Its not helped by a fairly weak cast. Whilst any such film is reliant on its teen characters, the ones used in Reeker have little going for them. The only familiar teenaged face is Derek Richardson (recently seen being tortured in Hostel) and he plays virtually the same character here. The lead female, Gretchen, has a really irritating voice and everyone else is instantly forgettable. Michael Ironsides arrival as Henry promises more but delivers little and hes out as quickly as he is in.
I couldnt help thinking that one of the directors biggest problems was cash flow. Reeker should have been nasty but actually more cheap and nasty. The opening scenes were (unintentionally) guffaw-inducing, due largely to some seriously bad make-up effects. The night time setting of the rest of the film exposes the budget less, but you can tell there wasnt much money to go round. The 15-certificate is a fair reflection of the violent content Reeker would have had to be much nastier to merit anything more and in retrospect actually feels quite tame.

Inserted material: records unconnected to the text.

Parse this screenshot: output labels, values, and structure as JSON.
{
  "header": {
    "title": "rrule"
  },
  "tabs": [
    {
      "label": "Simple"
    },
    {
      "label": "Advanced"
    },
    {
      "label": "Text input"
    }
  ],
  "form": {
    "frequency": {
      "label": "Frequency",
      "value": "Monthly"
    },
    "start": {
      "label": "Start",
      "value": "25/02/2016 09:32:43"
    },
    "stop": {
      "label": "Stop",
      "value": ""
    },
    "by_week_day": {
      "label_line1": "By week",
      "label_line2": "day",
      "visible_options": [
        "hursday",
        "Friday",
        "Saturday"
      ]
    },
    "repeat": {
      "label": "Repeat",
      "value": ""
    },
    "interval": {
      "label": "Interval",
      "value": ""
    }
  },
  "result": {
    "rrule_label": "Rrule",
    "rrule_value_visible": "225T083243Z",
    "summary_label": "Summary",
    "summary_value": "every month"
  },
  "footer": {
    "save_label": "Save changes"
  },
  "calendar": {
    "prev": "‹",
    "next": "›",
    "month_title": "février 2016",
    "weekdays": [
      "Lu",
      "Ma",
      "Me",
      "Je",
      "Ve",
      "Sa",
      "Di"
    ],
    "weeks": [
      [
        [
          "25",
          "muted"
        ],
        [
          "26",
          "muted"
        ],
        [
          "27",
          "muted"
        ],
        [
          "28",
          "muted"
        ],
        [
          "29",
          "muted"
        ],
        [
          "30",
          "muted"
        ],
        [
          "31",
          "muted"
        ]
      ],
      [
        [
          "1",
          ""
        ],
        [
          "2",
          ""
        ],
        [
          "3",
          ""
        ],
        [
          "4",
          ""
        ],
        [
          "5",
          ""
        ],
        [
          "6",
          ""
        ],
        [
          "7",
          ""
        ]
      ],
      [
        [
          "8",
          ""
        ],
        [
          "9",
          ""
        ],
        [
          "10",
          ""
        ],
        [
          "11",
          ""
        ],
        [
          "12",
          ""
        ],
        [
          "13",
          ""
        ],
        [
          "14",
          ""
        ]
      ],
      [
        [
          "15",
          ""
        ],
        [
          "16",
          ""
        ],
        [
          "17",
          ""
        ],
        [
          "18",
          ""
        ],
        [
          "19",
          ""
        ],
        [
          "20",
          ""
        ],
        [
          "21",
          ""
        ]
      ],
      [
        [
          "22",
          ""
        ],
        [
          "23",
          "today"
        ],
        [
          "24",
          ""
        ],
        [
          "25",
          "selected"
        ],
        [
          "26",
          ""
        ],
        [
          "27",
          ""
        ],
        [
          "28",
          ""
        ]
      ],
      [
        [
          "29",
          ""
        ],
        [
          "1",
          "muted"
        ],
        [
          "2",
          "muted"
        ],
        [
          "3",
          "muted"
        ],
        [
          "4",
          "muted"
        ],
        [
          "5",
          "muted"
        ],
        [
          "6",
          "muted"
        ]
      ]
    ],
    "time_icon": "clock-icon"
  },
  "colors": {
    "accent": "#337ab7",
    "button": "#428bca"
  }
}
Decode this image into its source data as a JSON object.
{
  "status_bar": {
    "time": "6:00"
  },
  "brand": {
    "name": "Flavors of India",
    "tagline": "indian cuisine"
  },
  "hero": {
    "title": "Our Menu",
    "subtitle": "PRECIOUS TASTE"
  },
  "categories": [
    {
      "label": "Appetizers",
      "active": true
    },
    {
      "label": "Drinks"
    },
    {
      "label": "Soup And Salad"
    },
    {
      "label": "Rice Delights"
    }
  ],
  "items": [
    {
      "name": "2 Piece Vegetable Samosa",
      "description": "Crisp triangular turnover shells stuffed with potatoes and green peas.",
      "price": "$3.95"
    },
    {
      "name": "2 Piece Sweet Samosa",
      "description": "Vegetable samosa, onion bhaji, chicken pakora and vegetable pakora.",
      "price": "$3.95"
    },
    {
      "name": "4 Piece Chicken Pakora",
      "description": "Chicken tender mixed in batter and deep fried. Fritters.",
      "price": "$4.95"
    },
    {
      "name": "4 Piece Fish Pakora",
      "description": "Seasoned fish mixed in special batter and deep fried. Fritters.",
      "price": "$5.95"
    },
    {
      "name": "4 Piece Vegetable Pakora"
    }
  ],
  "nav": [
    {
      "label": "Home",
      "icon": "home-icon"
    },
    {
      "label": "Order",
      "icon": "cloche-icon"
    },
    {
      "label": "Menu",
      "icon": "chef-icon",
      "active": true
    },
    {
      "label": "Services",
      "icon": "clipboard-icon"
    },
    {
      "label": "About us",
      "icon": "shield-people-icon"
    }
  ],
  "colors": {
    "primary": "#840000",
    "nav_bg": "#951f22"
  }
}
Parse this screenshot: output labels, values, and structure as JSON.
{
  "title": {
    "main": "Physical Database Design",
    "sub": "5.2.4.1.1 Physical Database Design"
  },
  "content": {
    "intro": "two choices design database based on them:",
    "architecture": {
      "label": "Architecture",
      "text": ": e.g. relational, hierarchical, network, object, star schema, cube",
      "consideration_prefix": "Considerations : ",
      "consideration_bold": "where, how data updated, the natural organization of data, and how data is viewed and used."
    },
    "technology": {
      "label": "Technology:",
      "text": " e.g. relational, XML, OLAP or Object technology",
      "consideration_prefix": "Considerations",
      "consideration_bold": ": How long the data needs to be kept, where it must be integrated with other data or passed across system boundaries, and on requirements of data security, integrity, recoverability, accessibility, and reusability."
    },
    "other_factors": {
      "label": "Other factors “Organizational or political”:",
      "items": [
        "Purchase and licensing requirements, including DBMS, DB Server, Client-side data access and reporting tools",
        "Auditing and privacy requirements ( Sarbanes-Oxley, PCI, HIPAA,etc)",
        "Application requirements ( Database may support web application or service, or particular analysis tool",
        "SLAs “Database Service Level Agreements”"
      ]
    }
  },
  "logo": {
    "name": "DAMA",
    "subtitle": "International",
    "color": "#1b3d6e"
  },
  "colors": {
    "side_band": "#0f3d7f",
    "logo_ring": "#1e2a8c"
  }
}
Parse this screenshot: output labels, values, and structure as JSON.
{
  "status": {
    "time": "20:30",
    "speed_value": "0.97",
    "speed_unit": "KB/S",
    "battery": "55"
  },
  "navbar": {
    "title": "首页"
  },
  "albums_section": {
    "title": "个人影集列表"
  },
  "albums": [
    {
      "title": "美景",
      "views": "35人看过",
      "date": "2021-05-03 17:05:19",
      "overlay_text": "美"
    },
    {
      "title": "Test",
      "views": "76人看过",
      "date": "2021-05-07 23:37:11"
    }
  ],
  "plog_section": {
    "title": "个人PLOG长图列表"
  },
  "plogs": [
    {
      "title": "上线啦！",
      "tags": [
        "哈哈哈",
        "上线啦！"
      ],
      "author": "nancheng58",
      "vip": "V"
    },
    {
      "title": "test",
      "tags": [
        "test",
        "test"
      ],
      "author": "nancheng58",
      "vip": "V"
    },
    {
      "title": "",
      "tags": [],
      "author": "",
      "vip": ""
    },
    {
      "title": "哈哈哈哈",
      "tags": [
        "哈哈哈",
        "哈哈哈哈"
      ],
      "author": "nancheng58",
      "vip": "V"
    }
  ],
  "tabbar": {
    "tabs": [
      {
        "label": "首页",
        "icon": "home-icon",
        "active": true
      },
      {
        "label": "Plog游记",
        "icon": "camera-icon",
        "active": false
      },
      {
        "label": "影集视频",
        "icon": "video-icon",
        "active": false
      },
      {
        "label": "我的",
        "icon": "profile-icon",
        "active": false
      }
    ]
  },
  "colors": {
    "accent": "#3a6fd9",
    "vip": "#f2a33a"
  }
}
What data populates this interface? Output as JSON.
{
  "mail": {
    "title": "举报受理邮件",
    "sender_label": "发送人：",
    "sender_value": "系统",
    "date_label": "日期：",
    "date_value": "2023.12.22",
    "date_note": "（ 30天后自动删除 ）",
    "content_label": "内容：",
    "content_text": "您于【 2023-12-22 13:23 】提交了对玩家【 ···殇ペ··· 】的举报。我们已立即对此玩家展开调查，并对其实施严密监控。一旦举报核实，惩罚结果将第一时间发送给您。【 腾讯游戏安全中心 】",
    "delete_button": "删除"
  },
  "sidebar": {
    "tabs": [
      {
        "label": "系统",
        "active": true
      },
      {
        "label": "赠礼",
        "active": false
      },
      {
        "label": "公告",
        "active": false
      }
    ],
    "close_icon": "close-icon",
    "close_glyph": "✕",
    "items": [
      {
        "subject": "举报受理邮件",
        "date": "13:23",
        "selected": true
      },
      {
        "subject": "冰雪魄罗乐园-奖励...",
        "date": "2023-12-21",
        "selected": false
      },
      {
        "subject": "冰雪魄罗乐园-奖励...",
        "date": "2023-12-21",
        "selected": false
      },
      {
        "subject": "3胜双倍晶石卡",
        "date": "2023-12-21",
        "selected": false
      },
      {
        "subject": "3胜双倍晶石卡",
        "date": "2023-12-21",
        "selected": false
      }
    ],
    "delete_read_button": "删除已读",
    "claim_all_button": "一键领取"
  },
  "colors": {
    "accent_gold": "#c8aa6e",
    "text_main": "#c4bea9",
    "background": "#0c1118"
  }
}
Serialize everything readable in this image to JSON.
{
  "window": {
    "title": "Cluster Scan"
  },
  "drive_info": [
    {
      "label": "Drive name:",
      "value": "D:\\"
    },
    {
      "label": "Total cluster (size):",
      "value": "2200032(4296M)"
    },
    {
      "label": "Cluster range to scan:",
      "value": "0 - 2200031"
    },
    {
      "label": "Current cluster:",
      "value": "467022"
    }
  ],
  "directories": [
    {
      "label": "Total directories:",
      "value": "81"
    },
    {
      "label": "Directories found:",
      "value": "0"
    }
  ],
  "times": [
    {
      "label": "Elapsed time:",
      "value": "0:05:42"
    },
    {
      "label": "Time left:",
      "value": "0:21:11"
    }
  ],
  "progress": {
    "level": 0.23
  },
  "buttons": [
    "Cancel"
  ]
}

At around ninety minutes, Reeker keeps it short and simple and never outstays its welcome. I liked lots of bits of this film, but the finished product was just not satisfying enough and as much as I wanted to be creeped out, I very rarely was. To anyone looking for common sense and logic, Reeker would simply exasperate so it probably doesnt come as any surprise that it came and went so quickly.